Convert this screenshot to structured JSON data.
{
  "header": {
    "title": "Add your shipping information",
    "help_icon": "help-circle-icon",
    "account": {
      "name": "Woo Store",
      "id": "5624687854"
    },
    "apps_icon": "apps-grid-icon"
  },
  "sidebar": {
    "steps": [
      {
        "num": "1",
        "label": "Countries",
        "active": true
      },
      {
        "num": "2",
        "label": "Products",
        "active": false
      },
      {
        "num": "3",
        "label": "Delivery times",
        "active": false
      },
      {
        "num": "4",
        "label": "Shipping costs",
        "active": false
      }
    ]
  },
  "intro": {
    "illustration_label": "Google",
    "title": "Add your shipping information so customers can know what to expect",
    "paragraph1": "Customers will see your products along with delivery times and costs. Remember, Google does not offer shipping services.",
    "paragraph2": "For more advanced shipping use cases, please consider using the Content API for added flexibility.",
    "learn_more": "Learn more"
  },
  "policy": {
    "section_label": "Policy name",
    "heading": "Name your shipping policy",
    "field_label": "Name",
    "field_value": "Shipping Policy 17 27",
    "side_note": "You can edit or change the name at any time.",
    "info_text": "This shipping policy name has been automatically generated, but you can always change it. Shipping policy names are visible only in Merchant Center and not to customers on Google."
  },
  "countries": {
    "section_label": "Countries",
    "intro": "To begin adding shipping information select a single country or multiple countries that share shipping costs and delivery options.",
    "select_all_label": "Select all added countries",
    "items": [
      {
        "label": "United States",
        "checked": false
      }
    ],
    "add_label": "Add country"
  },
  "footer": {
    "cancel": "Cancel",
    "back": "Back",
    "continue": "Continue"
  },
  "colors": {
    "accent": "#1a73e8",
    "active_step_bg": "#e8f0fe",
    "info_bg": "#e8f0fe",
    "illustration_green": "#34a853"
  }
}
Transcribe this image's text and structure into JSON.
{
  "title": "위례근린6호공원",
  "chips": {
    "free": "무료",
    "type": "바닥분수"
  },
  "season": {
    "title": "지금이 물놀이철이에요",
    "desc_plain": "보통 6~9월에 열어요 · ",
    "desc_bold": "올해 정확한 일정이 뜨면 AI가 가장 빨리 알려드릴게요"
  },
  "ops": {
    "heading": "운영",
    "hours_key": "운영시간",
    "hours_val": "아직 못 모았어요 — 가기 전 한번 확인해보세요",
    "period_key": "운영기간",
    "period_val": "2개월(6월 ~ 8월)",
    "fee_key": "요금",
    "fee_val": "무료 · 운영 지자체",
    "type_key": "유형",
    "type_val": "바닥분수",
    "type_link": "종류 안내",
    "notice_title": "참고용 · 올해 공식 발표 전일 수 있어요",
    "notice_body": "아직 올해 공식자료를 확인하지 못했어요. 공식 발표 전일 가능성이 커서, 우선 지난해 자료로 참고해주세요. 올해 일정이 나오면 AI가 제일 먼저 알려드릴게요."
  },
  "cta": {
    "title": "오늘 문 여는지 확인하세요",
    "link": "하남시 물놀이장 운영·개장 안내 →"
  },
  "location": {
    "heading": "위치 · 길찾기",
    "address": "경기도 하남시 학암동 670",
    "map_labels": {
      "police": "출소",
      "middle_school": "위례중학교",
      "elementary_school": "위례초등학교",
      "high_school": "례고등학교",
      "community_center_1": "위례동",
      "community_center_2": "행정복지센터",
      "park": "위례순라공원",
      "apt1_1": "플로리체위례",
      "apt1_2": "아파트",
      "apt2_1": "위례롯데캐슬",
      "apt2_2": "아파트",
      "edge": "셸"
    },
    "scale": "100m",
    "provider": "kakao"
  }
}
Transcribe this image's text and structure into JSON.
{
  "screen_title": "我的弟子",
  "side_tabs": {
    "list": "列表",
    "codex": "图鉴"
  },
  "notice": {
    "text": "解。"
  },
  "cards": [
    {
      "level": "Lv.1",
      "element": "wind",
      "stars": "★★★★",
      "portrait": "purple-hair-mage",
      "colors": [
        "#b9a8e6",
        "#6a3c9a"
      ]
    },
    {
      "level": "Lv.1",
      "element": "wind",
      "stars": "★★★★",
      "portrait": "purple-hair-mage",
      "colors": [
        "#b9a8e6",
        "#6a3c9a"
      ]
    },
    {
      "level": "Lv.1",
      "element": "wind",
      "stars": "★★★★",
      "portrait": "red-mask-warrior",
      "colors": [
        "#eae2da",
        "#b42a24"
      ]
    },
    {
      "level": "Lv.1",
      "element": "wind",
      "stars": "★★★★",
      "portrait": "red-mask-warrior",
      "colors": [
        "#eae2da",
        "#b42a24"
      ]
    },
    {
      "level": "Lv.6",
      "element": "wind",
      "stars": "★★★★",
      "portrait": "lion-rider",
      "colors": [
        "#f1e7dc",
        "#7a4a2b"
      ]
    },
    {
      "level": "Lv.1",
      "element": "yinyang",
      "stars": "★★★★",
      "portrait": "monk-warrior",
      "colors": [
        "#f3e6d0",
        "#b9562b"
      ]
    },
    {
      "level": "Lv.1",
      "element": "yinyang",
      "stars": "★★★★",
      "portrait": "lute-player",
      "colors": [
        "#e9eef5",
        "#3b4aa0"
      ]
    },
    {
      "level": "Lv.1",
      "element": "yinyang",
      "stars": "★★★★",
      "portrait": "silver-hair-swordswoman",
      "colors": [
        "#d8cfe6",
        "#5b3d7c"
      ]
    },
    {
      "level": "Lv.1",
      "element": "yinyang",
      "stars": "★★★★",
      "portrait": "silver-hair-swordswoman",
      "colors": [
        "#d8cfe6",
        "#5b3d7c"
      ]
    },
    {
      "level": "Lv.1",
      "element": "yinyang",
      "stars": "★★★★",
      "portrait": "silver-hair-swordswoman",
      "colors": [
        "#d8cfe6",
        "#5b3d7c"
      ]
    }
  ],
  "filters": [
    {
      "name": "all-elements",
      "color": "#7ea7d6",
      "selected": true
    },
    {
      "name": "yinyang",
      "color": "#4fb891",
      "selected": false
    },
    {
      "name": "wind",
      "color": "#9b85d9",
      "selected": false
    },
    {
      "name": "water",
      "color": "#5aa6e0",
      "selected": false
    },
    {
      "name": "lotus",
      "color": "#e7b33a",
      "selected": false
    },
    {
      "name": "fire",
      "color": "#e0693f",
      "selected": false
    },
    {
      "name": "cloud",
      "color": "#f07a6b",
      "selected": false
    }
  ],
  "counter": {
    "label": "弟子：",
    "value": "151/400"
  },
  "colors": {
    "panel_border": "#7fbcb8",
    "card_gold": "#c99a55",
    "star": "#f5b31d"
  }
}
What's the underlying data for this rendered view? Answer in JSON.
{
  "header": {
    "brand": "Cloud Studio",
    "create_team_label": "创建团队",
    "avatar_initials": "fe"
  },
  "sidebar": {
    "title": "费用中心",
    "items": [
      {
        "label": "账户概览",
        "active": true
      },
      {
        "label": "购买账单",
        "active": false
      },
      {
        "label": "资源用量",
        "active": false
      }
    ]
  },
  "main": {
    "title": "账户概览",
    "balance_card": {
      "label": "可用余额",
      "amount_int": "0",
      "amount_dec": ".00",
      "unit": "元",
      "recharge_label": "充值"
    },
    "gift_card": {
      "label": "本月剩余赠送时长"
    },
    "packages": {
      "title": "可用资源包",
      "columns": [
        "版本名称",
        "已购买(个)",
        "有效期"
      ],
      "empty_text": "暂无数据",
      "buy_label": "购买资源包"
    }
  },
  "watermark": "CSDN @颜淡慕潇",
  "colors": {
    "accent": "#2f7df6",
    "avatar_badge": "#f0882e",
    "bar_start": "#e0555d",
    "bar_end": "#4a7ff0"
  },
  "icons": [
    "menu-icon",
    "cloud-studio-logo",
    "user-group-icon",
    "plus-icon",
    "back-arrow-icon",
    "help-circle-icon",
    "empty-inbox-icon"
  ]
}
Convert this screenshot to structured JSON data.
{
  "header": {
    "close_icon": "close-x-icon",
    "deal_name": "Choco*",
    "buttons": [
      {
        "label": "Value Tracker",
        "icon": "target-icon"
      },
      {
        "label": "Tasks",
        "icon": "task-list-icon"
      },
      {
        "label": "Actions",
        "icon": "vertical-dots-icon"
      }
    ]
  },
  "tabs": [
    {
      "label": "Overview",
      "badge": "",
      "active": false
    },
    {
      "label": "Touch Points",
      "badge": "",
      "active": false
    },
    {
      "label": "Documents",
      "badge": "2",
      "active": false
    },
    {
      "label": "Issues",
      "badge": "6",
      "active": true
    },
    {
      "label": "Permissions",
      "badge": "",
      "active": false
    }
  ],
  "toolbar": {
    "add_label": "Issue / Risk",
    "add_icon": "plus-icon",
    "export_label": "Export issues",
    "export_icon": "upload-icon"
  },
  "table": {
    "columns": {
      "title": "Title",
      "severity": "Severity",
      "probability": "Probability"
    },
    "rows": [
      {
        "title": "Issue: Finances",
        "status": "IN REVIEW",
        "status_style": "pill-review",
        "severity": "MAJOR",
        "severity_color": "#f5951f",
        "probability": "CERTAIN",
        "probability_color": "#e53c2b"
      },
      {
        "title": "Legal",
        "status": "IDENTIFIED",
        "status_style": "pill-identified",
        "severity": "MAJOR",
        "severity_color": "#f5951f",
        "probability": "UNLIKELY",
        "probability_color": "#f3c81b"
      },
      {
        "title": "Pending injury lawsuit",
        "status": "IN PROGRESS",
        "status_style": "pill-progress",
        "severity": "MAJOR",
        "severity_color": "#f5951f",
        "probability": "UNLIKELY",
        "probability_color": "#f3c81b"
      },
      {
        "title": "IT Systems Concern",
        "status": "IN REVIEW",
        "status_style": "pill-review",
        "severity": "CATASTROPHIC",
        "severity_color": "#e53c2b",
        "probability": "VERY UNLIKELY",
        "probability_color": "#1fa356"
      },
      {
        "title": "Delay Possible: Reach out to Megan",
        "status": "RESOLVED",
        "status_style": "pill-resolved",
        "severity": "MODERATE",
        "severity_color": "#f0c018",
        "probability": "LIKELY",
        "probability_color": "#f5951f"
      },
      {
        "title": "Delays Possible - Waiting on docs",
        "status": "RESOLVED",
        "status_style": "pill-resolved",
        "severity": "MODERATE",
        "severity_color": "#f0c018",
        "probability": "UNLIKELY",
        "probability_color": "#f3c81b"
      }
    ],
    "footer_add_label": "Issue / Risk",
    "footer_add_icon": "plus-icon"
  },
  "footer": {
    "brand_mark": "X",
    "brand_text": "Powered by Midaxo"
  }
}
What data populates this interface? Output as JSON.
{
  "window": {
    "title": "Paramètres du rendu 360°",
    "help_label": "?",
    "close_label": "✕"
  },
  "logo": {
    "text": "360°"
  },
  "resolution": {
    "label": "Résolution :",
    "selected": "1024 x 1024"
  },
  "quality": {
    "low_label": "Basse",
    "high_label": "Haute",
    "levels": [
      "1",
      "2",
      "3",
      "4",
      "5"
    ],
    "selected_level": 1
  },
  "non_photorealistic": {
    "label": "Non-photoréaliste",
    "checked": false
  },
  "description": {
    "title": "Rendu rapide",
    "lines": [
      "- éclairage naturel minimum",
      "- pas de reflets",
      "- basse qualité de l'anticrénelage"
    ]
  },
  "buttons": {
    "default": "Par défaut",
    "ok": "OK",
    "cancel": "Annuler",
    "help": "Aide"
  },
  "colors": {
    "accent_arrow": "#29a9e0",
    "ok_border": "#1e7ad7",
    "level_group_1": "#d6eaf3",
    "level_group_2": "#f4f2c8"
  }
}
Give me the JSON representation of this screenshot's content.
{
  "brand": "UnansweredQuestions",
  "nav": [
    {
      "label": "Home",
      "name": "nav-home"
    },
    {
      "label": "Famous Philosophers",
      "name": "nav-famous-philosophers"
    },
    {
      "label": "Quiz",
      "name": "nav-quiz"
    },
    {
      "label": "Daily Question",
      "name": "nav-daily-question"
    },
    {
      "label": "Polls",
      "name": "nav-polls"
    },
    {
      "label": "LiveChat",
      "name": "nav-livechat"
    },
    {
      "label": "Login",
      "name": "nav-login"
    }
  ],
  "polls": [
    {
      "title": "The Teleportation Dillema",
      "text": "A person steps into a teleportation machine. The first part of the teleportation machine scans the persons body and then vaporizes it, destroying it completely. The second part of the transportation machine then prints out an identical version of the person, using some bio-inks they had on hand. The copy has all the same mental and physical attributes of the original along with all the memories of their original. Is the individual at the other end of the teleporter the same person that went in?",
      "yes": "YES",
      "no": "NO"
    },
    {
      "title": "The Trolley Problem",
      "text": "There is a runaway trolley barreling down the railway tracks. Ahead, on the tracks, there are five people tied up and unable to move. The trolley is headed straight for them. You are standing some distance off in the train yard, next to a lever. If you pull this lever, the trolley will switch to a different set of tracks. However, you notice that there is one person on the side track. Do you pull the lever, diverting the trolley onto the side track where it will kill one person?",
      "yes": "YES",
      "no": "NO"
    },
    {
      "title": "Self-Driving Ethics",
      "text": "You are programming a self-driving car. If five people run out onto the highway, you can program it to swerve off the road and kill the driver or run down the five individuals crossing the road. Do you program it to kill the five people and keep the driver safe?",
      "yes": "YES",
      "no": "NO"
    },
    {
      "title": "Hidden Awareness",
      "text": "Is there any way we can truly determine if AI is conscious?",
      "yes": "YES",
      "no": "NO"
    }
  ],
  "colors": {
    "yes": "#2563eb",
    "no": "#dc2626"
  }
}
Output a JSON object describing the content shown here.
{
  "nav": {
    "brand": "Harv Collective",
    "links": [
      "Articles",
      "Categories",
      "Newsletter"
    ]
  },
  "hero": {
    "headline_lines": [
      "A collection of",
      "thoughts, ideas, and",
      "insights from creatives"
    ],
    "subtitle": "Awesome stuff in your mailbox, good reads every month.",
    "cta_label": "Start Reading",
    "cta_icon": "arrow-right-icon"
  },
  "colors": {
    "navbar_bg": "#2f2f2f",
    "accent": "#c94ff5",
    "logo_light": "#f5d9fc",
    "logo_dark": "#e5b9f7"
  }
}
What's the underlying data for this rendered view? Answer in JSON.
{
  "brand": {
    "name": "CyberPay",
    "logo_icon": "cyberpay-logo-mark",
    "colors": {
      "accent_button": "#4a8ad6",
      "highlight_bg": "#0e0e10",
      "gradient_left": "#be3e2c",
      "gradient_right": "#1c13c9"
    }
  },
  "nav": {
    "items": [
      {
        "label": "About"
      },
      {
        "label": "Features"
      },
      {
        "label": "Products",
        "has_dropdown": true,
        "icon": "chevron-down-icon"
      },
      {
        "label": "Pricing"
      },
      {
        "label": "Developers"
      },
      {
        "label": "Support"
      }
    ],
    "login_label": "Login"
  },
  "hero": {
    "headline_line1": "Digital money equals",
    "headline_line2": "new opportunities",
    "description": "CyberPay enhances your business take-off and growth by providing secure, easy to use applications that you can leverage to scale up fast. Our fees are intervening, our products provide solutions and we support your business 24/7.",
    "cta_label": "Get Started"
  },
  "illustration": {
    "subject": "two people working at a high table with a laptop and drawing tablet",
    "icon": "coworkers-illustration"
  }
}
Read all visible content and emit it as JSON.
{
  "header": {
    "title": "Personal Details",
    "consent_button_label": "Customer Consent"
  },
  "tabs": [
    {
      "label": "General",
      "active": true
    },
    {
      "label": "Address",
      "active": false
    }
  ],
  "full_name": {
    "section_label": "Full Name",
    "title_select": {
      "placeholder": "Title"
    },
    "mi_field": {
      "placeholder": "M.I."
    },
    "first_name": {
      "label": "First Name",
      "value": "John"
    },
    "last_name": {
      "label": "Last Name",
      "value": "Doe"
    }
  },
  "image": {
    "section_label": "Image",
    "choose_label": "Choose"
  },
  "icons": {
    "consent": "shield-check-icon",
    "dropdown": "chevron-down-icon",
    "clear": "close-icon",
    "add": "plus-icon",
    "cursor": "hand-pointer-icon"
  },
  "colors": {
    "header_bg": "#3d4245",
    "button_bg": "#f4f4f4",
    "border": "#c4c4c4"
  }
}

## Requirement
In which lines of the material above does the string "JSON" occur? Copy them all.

## Answer space
Convert this screenshot to structured JSON data.
Transcribe this image's text and structure into JSON.
Transcribe this image's text and structure into JSON.
What's the underlying data for this rendered view? Answer in JSON.
Convert this screenshot to structured JSON data.
What data populates this interface? Output as JSON.
Give me the JSON representation of this screenshot's content.
Output a JSON object describing the content shown here.
What's the underlying data for this rendered view? Answer in JSON.
Read all visible content and emit it as JSON.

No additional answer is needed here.